Task> What lines of the material below hold the string "applied"? Copy them out.

Source data>
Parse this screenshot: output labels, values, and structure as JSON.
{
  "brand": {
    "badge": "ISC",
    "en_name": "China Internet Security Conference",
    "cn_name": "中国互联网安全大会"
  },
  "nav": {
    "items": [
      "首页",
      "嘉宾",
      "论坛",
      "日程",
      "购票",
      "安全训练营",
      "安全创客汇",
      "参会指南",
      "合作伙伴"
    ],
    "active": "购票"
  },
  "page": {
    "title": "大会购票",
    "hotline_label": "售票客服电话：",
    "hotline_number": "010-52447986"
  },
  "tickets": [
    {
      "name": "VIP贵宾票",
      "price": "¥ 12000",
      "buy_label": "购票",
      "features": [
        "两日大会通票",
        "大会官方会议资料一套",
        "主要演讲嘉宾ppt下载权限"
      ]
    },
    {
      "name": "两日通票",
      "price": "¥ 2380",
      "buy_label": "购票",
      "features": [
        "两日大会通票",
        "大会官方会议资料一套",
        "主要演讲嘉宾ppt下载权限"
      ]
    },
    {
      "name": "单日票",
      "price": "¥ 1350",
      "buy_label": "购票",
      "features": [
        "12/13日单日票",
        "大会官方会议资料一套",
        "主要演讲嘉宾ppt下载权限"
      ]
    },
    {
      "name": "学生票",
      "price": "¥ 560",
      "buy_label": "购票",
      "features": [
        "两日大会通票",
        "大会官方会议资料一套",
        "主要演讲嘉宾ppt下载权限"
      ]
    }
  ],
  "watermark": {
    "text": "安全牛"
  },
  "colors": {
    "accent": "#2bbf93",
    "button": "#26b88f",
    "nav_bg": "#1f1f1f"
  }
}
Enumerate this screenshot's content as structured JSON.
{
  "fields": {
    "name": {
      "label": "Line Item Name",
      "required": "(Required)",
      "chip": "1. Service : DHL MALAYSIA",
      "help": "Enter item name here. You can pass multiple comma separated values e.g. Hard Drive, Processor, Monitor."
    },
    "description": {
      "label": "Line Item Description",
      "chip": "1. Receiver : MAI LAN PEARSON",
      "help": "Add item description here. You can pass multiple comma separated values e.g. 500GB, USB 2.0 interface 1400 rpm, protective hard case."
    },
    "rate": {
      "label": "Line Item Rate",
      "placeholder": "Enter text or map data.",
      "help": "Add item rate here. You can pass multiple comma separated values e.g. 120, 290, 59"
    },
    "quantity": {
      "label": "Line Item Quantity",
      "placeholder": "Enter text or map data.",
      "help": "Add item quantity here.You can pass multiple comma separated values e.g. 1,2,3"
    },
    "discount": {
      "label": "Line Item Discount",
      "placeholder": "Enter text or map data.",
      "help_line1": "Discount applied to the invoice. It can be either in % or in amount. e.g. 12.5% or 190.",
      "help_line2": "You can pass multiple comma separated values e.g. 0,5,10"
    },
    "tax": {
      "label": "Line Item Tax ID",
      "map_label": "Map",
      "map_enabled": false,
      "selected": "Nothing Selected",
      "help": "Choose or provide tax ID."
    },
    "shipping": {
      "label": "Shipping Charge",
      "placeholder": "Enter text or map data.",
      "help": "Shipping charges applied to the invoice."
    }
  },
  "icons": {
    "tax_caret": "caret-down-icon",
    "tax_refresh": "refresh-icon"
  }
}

Answer box>
      "help_line1": "Discount applied to the invoice. It can be either in % or in amount. e.g. 12.5% or 190.",
      "help": "Shipping charges applied to the invoice."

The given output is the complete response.